[Entries from a dataset of interfaces]
——

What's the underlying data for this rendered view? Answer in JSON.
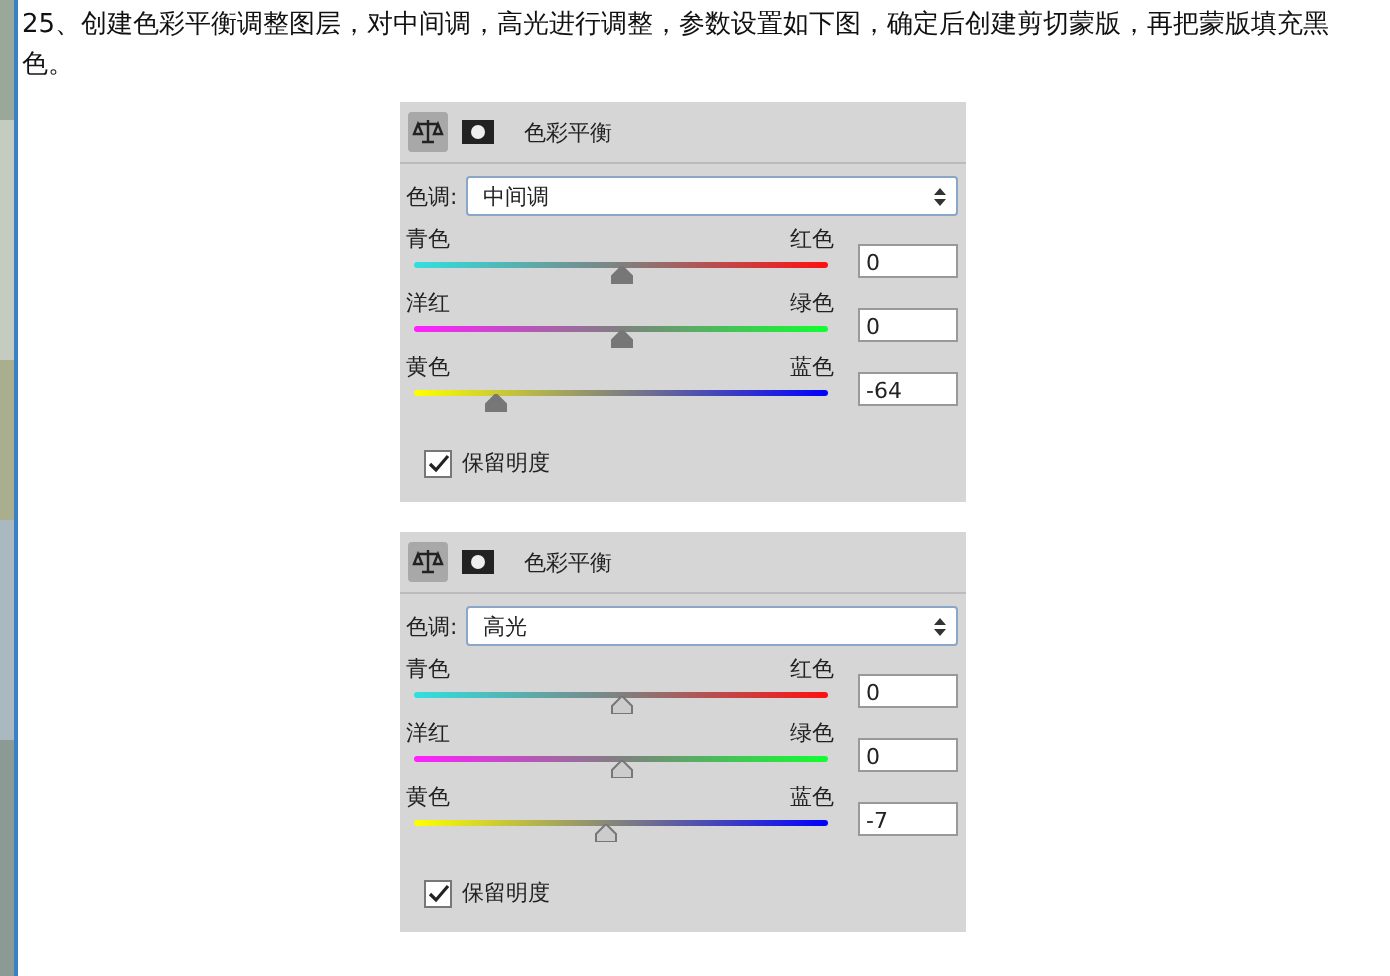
{
  "intro": "25、创建色彩平衡调整图层，对中间调，高光进行调整，参数设置如下图，确定后创建剪切蒙版，再把蒙版填充黑色。",
  "panels": [
    {
      "title": "色彩平衡",
      "tone_label": "色调:",
      "tone": "中间调",
      "sliders": [
        {
          "left": "青色",
          "right": "红色",
          "level": 0.5,
          "value": "0"
        },
        {
          "left": "洋红",
          "right": "绿色",
          "level": 0.5,
          "value": "0"
        },
        {
          "left": "黄色",
          "right": "蓝色",
          "level": 0.18,
          "value": "-64"
        }
      ],
      "preserve": {
        "label": "保留明度",
        "checked": true
      }
    },
    {
      "title": "色彩平衡",
      "tone_label": "色调:",
      "tone": "高光",
      "sliders": [
        {
          "left": "青色",
          "right": "红色",
          "level": 0.5,
          "value": "0"
        },
        {
          "left": "洋红",
          "right": "绿色",
          "level": 0.5,
          "value": "0"
        },
        {
          "left": "黄色",
          "right": "蓝色",
          "level": 0.46,
          "value": "-7"
        }
      ],
      "preserve": {
        "label": "保留明度",
        "checked": true
      }
    }
  ]
}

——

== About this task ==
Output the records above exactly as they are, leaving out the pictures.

== Result of the task ==
What's the underlying data for this rendered view? Answer in JSON.
{
  "intro": "25、创建色彩平衡调整图层，对中间调，高光进行调整，参数设置如下图，确定后创建剪切蒙版，再把蒙版填充黑色。",
  "panels": [
    {
      "title": "色彩平衡",
      "tone_label": "色调:",
      "tone": "中间调",
      "sliders": [
        {
          "left": "青色",
          "right": "红色",
          "level": 0.5,
          "value": "0"
        },
        {
          "left": "洋红",
          "right": "绿色",
          "level": 0.5,
          "value": "0"
        },
        {
          "left": "黄色",
          "right": "蓝色",
          "level": 0.18,
          "value": "-64"
        }
      ],
      "preserve": {
        "label": "保留明度",
        "checked": true
      }
    },
    {
      "title": "色彩平衡",
      "tone_label": "色调:",
      "tone": "高光",
      "sliders": [
        {
          "left": "青色",
          "right": "红色",
          "level": 0.5,
          "value": "0"
        },
        {
          "left": "洋红",
          "right": "绿色",
          "level": 0.5,
          "value": "0"
        },
        {
          "left": "黄色",
          "right": "蓝色",
          "level": 0.46,
          "value": "-7"
        }
      ],
      "preserve": {
        "label": "保留明度",
        "checked": true
      }
    }
  ]
}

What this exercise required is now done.